Google's Street View Cars have logged every wireless network in the UK, it has been revealed.

Earlier this month the search engine company admitted it has been mistakenly collecting data from unsecured Wi-Fi networks for three years.

The company said the error came to light after the German data protection authority audited the Wi-Fi data collected by Street View cars for use in location-based products such as Google Maps for mobile.

However, now Google has admitted that as well as collecting snippets of data passed over Wi-Fi networks, the radio aerials on its Street View cars also collected the MAC (Media Access Control) address and SSID (Service Set-ID) number of home Wi-Fi networks, effectively mapping wireless networks across the UK.

The search engine, which has suspended its Street View cars across the world, said it wasn't the first tech company to map wireless networks, and it had not noted house numbers of the networks ensuring they weren't identifiable.

Many privacy campaigners, including Privacy International, are calling for Google to be investigated.

"The ghost of Street View continues to haunt Google," Privacy International told the Telegraph.

"The idea that it can log everyone's Wi-Fi details because it is all 'public' is a bogus argument. It is bogus because of the question of scale and the question of integration with other information which would amount to a huge breach of our privacy," the organisation said.

"There should be a parliamentary inquiry which should question Google and finally get it to explain what it is up to both technically and commercially."

The Information Commissioner's Office (ICO) said it was aware of the issue.
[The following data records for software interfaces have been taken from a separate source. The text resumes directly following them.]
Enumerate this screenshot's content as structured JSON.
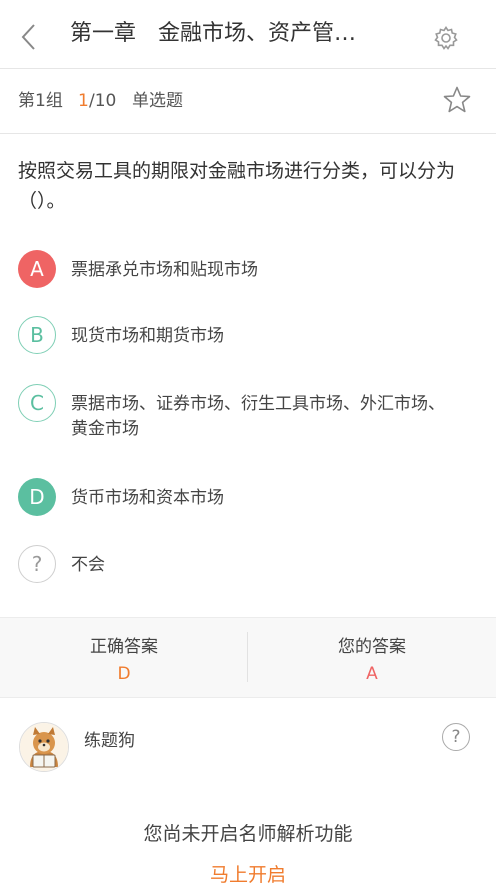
{
  "header": {
    "title": "第一章　金融市场、资产管…",
    "back_icon": "chevron-left-icon",
    "settings_icon": "gear-icon"
  },
  "subheader": {
    "group": "第1组",
    "progress_current": "1",
    "progress_total": "/10",
    "question_type": "单选题",
    "favorite_icon": "star-outline-icon"
  },
  "question": {
    "text": "按照交易工具的期限对金融市场进行分类，可以分为（）。"
  },
  "options": [
    {
      "letter": "A",
      "text": "票据承兑市场和贴现市场",
      "state": "wrong"
    },
    {
      "letter": "B",
      "text": "现货市场和期货市场",
      "state": "normal"
    },
    {
      "letter": "C",
      "text": "票据市场、证券市场、衍生工具市场、外汇市场、黄金市场",
      "state": "normal"
    },
    {
      "letter": "D",
      "text": "货币市场和资本市场",
      "state": "correct"
    },
    {
      "letter": "?",
      "text": "不会",
      "state": "unknown"
    }
  ],
  "answers": {
    "correct_label": "正确答案",
    "correct_value": "D",
    "yours_label": "您的答案",
    "yours_value": "A"
  },
  "colors": {
    "accent": "#f07c2e",
    "wrong": "#ef6464",
    "correct": "#5bbfa0"
  },
  "teacher": {
    "name": "练题狗",
    "help_icon": "question-circle-icon"
  },
  "analysis": {
    "notice": "您尚未开启名师解析功能",
    "open_label": "马上开启"
  }
}
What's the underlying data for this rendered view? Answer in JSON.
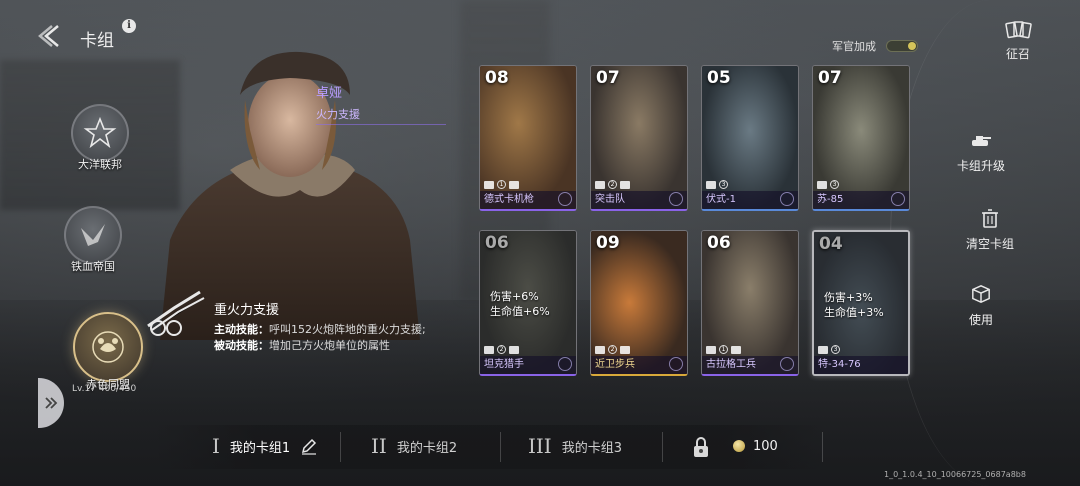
{
  "header": {
    "title": "卡组",
    "info": "i"
  },
  "factions": [
    {
      "label": "大洋联邦",
      "active": false
    },
    {
      "label": "铁血帝国",
      "active": false
    },
    {
      "label": "赤色同盟",
      "active": true
    }
  ],
  "level": "Lv.17  400/450",
  "commander": {
    "name": "卓娅",
    "role": "火力支援",
    "skill_name": "重火力支援",
    "active_label": "主动技能：",
    "active_text": "呼叫152火炮阵地的重火力支援;",
    "passive_label": "被动技能：",
    "passive_text": "增加己方火炮单位的属性"
  },
  "officer_bonus": {
    "label": "军官加成",
    "on": true
  },
  "recruit": {
    "label": "征召"
  },
  "cards": [
    {
      "cost": "08",
      "name": "德式卡机枪",
      "icon_num": "1",
      "stats": [],
      "rarity": "purple",
      "dim": false,
      "frosted": false
    },
    {
      "cost": "07",
      "name": "突击队",
      "icon_num": "2",
      "stats": [],
      "rarity": "purple",
      "dim": false,
      "frosted": false
    },
    {
      "cost": "05",
      "name": "伏式-1",
      "icon_num": "3",
      "stats": [],
      "rarity": "blue",
      "dim": false,
      "frosted": false
    },
    {
      "cost": "07",
      "name": "苏-85",
      "icon_num": "3",
      "stats": [],
      "rarity": "blue",
      "dim": false,
      "frosted": false
    },
    {
      "cost": "06",
      "name": "坦克猎手",
      "icon_num": "2",
      "stats": [
        "伤害+6%",
        "生命值+6%"
      ],
      "rarity": "purple",
      "dim": true,
      "frosted": false
    },
    {
      "cost": "09",
      "name": "近卫步兵",
      "icon_num": "2",
      "stats": [],
      "rarity": "gold",
      "dim": false,
      "frosted": false
    },
    {
      "cost": "06",
      "name": "古拉格工兵",
      "icon_num": "1",
      "stats": [],
      "rarity": "purple",
      "dim": false,
      "frosted": false
    },
    {
      "cost": "04",
      "name": "特-34-76",
      "icon_num": "3",
      "stats": [
        "伤害+3%",
        "生命值+3%"
      ],
      "rarity": "blue",
      "dim": true,
      "frosted": true
    }
  ],
  "actions": [
    {
      "label": "卡组升级",
      "icon": "tank-upgrade-icon"
    },
    {
      "label": "清空卡组",
      "icon": "trash-icon"
    },
    {
      "label": "使用",
      "icon": "cube-icon"
    }
  ],
  "decks": [
    {
      "roman": "I",
      "label": "我的卡组1",
      "active": true
    },
    {
      "roman": "II",
      "label": "我的卡组2",
      "active": false
    },
    {
      "roman": "III",
      "label": "我的卡组3",
      "active": false
    }
  ],
  "currency": {
    "value": "100"
  },
  "version": "1_0_1.0.4_10_10066725_0687a8b8",
  "colors": {
    "accent_purple": "#8a63e8",
    "accent_gold": "#d9a93a",
    "accent_blue": "#5a8ad9"
  }
}
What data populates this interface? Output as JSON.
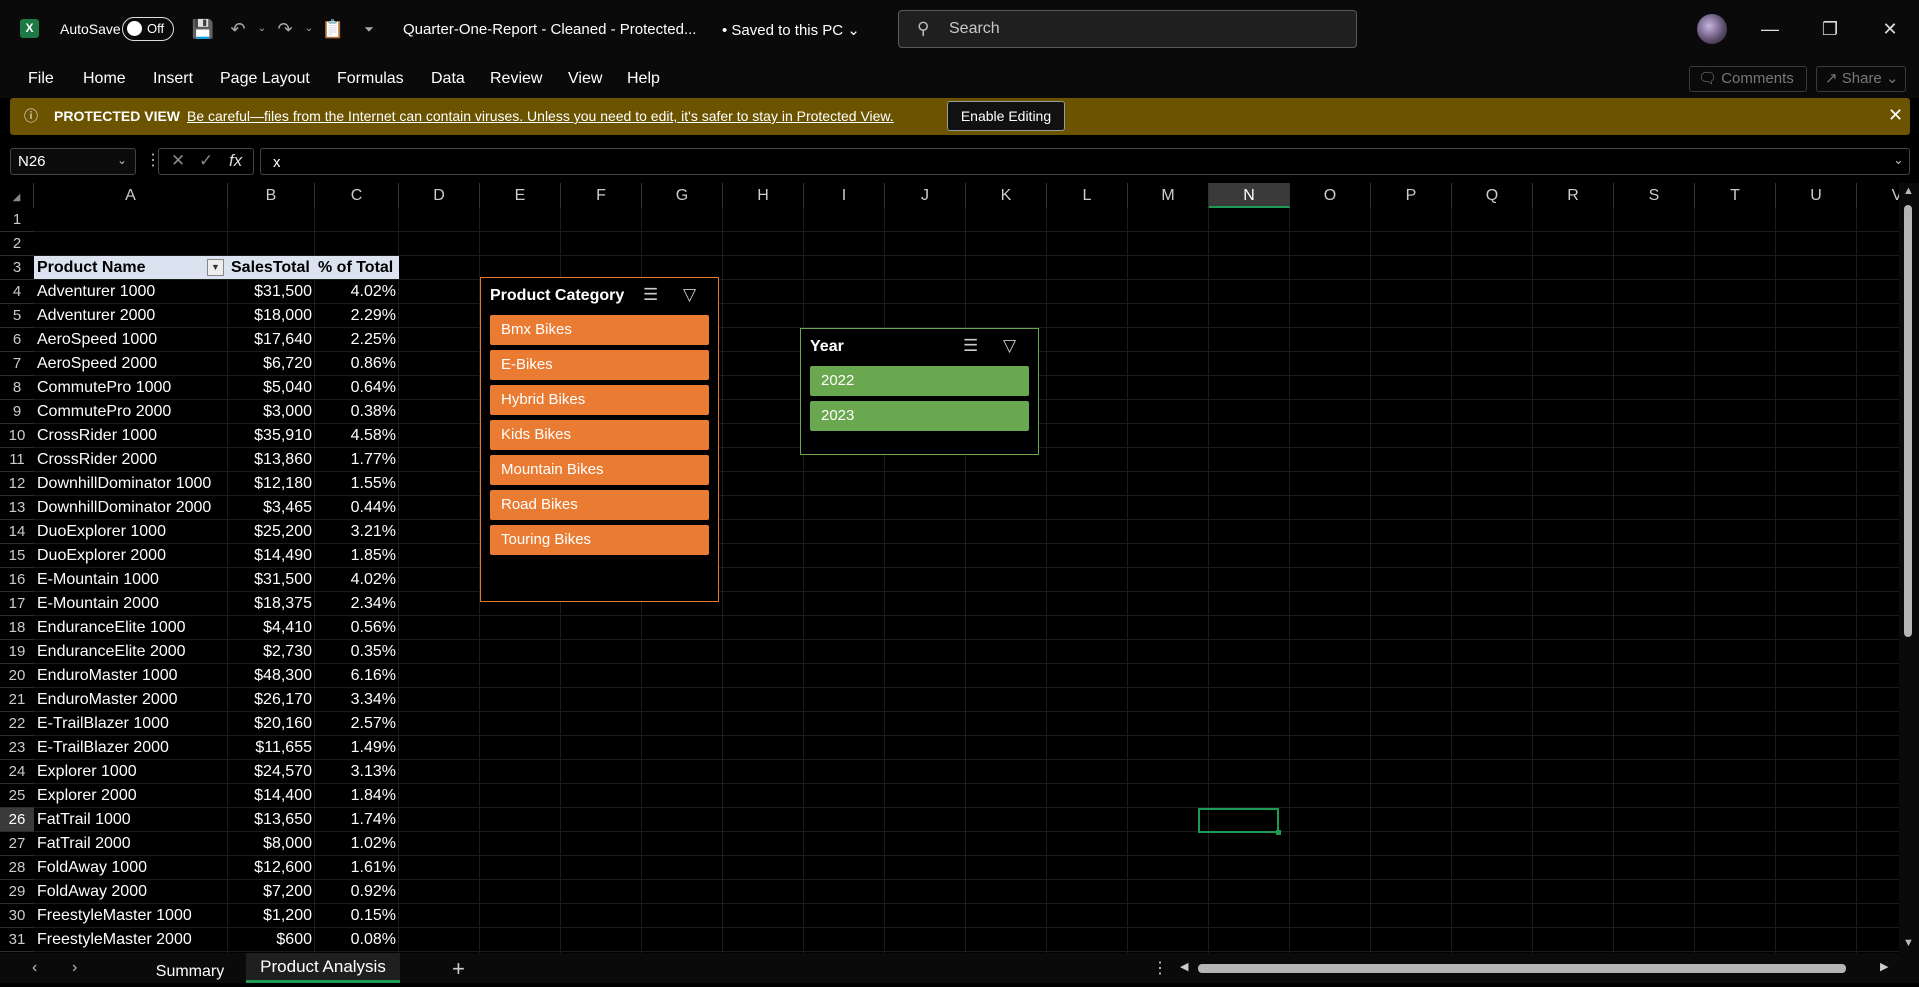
{
  "titlebar": {
    "app_icon": "X",
    "autosave_label": "AutoSave",
    "autosave_state": "Off",
    "doc_title": "Quarter-One-Report - Cleaned  -  Protected...",
    "save_status": "• Saved to this PC ⌄",
    "search_placeholder": "Search"
  },
  "menu": [
    "File",
    "Home",
    "Insert",
    "Page Layout",
    "Formulas",
    "Data",
    "Review",
    "View",
    "Help"
  ],
  "ribbon_buttons": {
    "comments": "Comments",
    "share": "Share ⌄"
  },
  "protected_view": {
    "title": "PROTECTED VIEW",
    "message": "Be careful—files from the Internet can contain viruses. Unless you need to edit, it's safer to stay in Protected View.",
    "enable_button": "Enable Editing"
  },
  "formula_bar": {
    "name_box": "N26",
    "formula": "x"
  },
  "columns": [
    "A",
    "B",
    "C",
    "D",
    "E",
    "F",
    "G",
    "H",
    "I",
    "J",
    "K",
    "L",
    "M",
    "N",
    "O",
    "P",
    "Q",
    "R",
    "S",
    "T",
    "U",
    "V"
  ],
  "selected_column": "N",
  "selected_row": "26",
  "table": {
    "headers": [
      "Product Name",
      "SalesTotal",
      "% of Total"
    ],
    "rows": [
      [
        "Adventurer 1000",
        "$31,500",
        "4.02%"
      ],
      [
        "Adventurer 2000",
        "$18,000",
        "2.29%"
      ],
      [
        "AeroSpeed 1000",
        "$17,640",
        "2.25%"
      ],
      [
        "AeroSpeed 2000",
        "$6,720",
        "0.86%"
      ],
      [
        "CommutePro 1000",
        "$5,040",
        "0.64%"
      ],
      [
        "CommutePro 2000",
        "$3,000",
        "0.38%"
      ],
      [
        "CrossRider 1000",
        "$35,910",
        "4.58%"
      ],
      [
        "CrossRider 2000",
        "$13,860",
        "1.77%"
      ],
      [
        "DownhillDominator 1000",
        "$12,180",
        "1.55%"
      ],
      [
        "DownhillDominator 2000",
        "$3,465",
        "0.44%"
      ],
      [
        "DuoExplorer 1000",
        "$25,200",
        "3.21%"
      ],
      [
        "DuoExplorer 2000",
        "$14,490",
        "1.85%"
      ],
      [
        "E-Mountain 1000",
        "$31,500",
        "4.02%"
      ],
      [
        "E-Mountain 2000",
        "$18,375",
        "2.34%"
      ],
      [
        "EnduranceElite 1000",
        "$4,410",
        "0.56%"
      ],
      [
        "EnduranceElite 2000",
        "$2,730",
        "0.35%"
      ],
      [
        "EnduroMaster 1000",
        "$48,300",
        "6.16%"
      ],
      [
        "EnduroMaster 2000",
        "$26,170",
        "3.34%"
      ],
      [
        "E-TrailBlazer 1000",
        "$20,160",
        "2.57%"
      ],
      [
        "E-TrailBlazer 2000",
        "$11,655",
        "1.49%"
      ],
      [
        "Explorer 1000",
        "$24,570",
        "3.13%"
      ],
      [
        "Explorer 2000",
        "$14,400",
        "1.84%"
      ],
      [
        "FatTrail 1000",
        "$13,650",
        "1.74%"
      ],
      [
        "FatTrail 2000",
        "$8,000",
        "1.02%"
      ],
      [
        "FoldAway 1000",
        "$12,600",
        "1.61%"
      ],
      [
        "FoldAway 2000",
        "$7,200",
        "0.92%"
      ],
      [
        "FreestyleMaster 1000",
        "$1,200",
        "0.15%"
      ],
      [
        "FreestyleMaster 2000",
        "$600",
        "0.08%"
      ]
    ]
  },
  "slicer_category": {
    "title": "Product Category",
    "items": [
      "Bmx Bikes",
      "E-Bikes",
      "Hybrid Bikes",
      "Kids Bikes",
      "Mountain Bikes",
      "Road Bikes",
      "Touring Bikes"
    ],
    "color": "#ea7b33"
  },
  "slicer_year": {
    "title": "Year",
    "items": [
      "2022",
      "2023"
    ],
    "color": "#6aa84f"
  },
  "sheets": {
    "summary": "Summary",
    "product": "Product Analysis"
  }
}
"If we find evidence of significant wrongdoing, we will of course investigate and consider what action should be taken."

See also: Google gets 1,116 UK gov't requests for user data